┌──

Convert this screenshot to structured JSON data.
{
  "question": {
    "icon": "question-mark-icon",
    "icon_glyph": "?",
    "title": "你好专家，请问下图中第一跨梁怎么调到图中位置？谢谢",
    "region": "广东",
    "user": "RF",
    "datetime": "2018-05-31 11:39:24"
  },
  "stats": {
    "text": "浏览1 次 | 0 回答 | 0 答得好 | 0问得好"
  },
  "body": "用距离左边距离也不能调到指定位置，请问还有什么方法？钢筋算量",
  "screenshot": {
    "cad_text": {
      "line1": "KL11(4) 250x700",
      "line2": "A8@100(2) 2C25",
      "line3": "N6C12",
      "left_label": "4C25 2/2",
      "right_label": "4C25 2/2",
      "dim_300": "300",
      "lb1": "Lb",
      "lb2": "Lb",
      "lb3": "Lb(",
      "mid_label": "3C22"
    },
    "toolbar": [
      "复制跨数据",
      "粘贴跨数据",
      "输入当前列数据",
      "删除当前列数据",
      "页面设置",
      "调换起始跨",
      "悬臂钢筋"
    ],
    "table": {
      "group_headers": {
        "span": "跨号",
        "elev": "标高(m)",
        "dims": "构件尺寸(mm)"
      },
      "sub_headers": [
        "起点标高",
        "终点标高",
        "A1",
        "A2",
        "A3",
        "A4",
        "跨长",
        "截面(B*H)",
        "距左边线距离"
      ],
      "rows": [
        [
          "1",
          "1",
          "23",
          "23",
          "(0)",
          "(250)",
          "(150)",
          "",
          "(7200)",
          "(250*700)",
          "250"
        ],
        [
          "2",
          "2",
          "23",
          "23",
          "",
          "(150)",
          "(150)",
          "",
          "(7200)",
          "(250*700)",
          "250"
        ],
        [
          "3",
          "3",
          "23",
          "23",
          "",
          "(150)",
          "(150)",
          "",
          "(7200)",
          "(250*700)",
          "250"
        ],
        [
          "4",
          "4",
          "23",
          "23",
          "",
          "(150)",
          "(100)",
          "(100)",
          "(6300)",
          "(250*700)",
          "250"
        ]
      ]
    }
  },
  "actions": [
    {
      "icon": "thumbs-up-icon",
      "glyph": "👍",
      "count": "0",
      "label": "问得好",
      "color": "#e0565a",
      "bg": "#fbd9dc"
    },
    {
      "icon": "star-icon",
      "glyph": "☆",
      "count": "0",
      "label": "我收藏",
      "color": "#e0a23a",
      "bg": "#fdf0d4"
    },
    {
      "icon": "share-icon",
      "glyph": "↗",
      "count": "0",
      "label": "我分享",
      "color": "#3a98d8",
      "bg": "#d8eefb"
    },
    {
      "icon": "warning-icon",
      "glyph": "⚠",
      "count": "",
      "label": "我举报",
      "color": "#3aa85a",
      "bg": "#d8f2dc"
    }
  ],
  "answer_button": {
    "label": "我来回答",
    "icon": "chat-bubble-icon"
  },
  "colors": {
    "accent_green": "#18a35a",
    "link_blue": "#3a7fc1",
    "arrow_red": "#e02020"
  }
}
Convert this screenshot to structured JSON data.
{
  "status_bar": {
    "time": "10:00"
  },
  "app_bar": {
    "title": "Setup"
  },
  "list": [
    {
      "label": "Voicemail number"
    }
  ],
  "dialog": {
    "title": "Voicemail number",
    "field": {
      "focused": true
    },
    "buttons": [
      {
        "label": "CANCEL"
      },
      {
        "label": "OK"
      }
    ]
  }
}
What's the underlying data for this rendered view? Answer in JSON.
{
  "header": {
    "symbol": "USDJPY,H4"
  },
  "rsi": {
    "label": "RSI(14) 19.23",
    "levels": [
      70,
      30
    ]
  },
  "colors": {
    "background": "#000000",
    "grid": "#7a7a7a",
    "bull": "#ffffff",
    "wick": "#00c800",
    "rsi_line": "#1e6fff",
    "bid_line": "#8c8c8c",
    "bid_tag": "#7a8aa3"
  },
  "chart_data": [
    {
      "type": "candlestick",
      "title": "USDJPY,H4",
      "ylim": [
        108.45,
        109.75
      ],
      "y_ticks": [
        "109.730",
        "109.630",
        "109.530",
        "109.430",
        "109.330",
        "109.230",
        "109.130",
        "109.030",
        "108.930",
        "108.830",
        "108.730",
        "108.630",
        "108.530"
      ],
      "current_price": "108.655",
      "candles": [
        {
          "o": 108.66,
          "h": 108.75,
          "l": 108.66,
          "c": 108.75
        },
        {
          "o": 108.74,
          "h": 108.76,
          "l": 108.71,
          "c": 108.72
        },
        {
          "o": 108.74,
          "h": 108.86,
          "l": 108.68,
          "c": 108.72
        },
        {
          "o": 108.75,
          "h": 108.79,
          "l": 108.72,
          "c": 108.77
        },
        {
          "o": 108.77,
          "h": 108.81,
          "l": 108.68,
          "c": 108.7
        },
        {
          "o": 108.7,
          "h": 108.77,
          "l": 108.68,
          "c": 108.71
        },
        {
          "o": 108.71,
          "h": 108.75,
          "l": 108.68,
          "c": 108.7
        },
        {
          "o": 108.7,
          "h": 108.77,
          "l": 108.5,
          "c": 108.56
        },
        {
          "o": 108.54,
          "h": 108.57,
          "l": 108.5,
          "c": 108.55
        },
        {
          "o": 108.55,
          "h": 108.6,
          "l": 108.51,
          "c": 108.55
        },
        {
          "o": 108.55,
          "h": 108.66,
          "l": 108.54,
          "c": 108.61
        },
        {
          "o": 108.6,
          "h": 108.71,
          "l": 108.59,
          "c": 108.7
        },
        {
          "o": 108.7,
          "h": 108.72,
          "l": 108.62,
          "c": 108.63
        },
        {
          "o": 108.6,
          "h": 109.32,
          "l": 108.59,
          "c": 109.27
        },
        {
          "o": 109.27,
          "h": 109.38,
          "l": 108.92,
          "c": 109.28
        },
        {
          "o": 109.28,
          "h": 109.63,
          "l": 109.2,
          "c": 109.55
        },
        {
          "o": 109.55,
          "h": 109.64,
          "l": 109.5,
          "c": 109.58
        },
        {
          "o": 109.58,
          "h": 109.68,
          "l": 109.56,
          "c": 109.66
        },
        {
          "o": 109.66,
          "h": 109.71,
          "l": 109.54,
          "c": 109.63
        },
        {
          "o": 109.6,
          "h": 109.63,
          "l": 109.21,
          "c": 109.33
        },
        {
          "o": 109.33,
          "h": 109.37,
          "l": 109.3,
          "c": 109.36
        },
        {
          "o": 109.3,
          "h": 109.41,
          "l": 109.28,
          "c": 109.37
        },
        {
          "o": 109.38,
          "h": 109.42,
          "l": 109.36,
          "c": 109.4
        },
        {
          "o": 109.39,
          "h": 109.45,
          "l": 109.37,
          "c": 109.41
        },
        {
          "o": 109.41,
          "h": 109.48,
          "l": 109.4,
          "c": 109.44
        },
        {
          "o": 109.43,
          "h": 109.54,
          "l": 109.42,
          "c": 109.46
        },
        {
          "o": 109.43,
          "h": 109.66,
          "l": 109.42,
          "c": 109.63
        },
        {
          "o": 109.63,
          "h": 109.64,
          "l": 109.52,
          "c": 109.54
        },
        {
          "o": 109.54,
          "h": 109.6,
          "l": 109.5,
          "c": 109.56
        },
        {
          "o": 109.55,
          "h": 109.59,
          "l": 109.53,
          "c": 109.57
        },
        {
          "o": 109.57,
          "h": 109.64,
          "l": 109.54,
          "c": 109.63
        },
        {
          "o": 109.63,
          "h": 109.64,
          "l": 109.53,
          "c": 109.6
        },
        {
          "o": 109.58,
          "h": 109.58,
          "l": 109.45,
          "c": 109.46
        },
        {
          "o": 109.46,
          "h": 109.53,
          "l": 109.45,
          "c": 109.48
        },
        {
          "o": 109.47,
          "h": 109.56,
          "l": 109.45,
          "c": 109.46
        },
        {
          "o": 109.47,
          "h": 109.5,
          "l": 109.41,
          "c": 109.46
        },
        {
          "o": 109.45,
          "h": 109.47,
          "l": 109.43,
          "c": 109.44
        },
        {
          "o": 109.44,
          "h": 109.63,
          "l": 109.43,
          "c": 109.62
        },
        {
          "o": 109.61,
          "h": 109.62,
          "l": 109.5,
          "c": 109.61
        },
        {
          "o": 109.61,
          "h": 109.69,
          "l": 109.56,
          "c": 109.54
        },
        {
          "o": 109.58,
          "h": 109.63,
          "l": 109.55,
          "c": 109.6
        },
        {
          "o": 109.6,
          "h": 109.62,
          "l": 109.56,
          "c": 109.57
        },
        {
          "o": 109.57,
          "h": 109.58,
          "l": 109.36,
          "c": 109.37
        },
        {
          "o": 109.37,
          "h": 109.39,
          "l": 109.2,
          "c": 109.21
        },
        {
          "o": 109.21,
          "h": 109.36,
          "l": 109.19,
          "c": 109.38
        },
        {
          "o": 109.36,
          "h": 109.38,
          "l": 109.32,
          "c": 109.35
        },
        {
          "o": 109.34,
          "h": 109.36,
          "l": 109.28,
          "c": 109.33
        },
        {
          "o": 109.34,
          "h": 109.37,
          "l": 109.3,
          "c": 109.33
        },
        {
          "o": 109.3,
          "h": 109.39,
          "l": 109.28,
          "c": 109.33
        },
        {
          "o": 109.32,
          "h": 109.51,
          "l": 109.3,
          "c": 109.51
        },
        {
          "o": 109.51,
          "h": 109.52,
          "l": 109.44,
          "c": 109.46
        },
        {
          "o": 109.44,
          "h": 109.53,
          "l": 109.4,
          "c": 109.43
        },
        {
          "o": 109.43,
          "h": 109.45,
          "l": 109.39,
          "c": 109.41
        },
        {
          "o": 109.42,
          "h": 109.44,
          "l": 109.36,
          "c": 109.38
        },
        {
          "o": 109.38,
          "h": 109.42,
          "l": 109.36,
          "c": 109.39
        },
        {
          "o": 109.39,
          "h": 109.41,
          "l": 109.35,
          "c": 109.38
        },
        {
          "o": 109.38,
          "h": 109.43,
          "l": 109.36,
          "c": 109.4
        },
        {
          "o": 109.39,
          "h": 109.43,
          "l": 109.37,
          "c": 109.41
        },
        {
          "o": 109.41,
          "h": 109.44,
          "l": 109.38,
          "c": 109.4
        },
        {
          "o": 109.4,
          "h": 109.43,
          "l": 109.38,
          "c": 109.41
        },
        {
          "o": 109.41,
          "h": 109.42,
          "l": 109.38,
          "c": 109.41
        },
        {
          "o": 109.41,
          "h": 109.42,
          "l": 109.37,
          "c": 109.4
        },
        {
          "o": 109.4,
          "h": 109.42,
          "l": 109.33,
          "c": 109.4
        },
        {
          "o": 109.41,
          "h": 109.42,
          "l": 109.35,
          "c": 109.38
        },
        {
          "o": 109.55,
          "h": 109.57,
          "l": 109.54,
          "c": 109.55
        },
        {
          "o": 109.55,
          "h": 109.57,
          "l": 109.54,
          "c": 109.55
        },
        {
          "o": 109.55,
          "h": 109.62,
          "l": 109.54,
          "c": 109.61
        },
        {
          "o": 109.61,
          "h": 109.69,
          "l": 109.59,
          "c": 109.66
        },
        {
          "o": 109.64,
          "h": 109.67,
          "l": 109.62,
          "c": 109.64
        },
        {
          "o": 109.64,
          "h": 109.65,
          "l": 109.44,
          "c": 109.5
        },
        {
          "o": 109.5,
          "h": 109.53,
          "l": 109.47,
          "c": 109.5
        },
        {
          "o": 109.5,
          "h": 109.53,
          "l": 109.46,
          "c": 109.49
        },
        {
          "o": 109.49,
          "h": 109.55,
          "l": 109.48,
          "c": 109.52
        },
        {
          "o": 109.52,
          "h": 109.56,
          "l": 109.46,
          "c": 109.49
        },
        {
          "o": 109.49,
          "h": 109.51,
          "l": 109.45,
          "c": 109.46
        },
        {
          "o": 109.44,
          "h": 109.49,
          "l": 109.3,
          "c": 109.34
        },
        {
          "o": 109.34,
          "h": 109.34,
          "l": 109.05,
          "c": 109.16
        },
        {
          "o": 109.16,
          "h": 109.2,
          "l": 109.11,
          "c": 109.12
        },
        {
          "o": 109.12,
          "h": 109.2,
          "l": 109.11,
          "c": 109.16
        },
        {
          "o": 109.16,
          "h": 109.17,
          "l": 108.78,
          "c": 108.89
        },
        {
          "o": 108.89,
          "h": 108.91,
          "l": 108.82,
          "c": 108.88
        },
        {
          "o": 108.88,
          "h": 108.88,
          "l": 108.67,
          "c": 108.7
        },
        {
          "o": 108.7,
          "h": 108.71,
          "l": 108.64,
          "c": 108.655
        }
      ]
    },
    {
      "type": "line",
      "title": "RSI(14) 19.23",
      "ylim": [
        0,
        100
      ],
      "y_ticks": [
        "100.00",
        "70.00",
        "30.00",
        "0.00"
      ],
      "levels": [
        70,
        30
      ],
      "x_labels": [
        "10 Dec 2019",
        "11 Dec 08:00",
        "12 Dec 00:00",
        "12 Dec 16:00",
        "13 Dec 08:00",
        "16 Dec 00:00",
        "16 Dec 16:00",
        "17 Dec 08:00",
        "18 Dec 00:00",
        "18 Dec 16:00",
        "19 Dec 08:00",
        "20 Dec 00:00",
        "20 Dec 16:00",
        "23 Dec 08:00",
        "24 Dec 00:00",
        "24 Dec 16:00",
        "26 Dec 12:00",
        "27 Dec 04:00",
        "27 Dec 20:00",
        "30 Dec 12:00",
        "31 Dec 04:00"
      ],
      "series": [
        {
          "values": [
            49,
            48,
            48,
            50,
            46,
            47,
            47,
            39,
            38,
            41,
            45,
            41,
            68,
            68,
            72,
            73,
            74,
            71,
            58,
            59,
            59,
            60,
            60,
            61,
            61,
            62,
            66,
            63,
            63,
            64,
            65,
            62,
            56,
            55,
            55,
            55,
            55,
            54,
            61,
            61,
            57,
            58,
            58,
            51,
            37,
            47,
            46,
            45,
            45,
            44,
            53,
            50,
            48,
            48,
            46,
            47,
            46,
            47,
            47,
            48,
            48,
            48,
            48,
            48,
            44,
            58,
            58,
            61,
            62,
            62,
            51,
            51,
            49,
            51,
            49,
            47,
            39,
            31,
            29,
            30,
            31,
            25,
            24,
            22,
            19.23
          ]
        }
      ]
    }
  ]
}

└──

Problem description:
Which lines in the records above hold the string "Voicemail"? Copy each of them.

Result of this exercise:
      "label": "Voicemail number"
    "title": "Voicemail number",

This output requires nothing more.